Copy the listing below in full, exactly.

** Opening EXTRACTED ENTRIES block **

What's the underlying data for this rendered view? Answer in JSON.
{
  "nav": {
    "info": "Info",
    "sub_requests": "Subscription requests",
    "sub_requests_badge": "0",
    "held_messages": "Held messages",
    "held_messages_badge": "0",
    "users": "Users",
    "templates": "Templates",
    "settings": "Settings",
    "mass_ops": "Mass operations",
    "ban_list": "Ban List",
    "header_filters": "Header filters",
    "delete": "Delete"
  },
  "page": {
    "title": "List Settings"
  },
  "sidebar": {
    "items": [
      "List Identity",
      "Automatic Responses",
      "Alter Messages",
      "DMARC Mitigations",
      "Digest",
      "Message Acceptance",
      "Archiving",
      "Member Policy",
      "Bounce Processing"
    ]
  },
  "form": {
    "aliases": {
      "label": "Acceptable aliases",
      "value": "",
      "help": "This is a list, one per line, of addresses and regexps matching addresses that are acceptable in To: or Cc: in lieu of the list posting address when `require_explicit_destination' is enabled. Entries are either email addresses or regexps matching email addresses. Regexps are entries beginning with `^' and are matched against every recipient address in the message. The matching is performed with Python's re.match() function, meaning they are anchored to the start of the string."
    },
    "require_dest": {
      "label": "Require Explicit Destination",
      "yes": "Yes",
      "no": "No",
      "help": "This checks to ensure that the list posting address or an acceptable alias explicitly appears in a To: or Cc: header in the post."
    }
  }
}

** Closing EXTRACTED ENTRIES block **

TASK RESULT:
What's the underlying data for this rendered view? Answer in JSON.
{
  "nav": {
    "info": "Info",
    "sub_requests": "Subscription requests",
    "sub_requests_badge": "0",
    "held_messages": "Held messages",
    "held_messages_badge": "0",
    "users": "Users",
    "templates": "Templates",
    "settings": "Settings",
    "mass_ops": "Mass operations",
    "ban_list": "Ban List",
    "header_filters": "Header filters",
    "delete": "Delete"
  },
  "page": {
    "title": "List Settings"
  },
  "sidebar": {
    "items": [
      "List Identity",
      "Automatic Responses",
      "Alter Messages",
      "DMARC Mitigations",
      "Digest",
      "Message Acceptance",
      "Archiving",
      "Member Policy",
      "Bounce Processing"
    ]
  },
  "form": {
    "aliases": {
      "label": "Acceptable aliases",
      "value": "",
      "help": "This is a list, one per line, of addresses and regexps matching addresses that are acceptable in To: or Cc: in lieu of the list posting address when `require_explicit_destination' is enabled. Entries are either email addresses or regexps matching email addresses. Regexps are entries beginning with `^' and are matched against every recipient address in the message. The matching is performed with Python's re.match() function, meaning they are anchored to the start of the string."
    },
    "require_dest": {
      "label": "Require Explicit Destination",
      "yes": "Yes",
      "no": "No",
      "help": "This checks to ensure that the list posting address or an acceptable alias explicitly appears in a To: or Cc: header in the post."
    }
  }
}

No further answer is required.